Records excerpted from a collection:
[Start of section]

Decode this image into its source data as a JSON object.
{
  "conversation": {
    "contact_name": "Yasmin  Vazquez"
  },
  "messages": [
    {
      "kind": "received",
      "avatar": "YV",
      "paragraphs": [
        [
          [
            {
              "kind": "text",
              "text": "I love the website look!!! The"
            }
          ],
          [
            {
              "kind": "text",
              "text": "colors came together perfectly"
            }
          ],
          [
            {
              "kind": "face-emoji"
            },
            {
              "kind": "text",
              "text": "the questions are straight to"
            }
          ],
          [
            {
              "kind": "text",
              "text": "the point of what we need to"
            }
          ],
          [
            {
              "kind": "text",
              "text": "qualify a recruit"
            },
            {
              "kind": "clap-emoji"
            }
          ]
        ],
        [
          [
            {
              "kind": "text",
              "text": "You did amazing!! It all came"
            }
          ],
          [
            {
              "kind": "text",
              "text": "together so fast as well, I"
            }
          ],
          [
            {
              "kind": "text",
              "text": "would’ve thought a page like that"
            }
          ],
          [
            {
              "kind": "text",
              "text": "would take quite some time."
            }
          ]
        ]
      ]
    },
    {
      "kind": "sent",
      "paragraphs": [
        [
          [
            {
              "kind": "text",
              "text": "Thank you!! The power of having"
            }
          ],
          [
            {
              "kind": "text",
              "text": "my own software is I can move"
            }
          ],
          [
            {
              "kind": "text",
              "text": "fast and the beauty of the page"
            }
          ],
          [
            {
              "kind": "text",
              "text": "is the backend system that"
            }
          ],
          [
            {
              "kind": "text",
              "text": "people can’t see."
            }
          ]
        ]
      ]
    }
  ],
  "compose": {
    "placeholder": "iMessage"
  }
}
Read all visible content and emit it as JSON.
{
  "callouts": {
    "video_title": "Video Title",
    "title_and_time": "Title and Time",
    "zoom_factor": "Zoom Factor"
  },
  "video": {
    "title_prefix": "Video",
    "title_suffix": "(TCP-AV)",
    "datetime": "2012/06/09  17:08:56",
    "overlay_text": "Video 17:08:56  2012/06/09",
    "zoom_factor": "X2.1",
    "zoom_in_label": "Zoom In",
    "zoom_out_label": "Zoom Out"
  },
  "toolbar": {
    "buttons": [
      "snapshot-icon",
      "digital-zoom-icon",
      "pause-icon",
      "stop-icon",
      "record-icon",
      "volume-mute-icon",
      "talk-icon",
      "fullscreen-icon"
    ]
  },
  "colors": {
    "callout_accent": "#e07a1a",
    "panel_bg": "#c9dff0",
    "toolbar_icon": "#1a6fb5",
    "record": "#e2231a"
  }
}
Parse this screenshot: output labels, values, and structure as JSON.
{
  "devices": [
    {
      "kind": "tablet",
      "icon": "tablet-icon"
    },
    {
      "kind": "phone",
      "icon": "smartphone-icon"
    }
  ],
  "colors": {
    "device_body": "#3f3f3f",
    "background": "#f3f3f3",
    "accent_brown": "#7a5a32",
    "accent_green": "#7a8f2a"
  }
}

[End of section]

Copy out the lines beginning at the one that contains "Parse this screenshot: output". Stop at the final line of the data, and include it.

Parse this screenshot: output labels, values, and structure as JSON.
{
  "devices": [
    {
      "kind": "tablet",
      "icon": "tablet-icon"
    },
    {
      "kind": "phone",
      "icon": "smartphone-icon"
    }
  ],
  "colors": {
    "device_body": "#3f3f3f",
    "background": "#f3f3f3",
    "accent_brown": "#7a5a32",
    "accent_green": "#7a8f2a"
  }
}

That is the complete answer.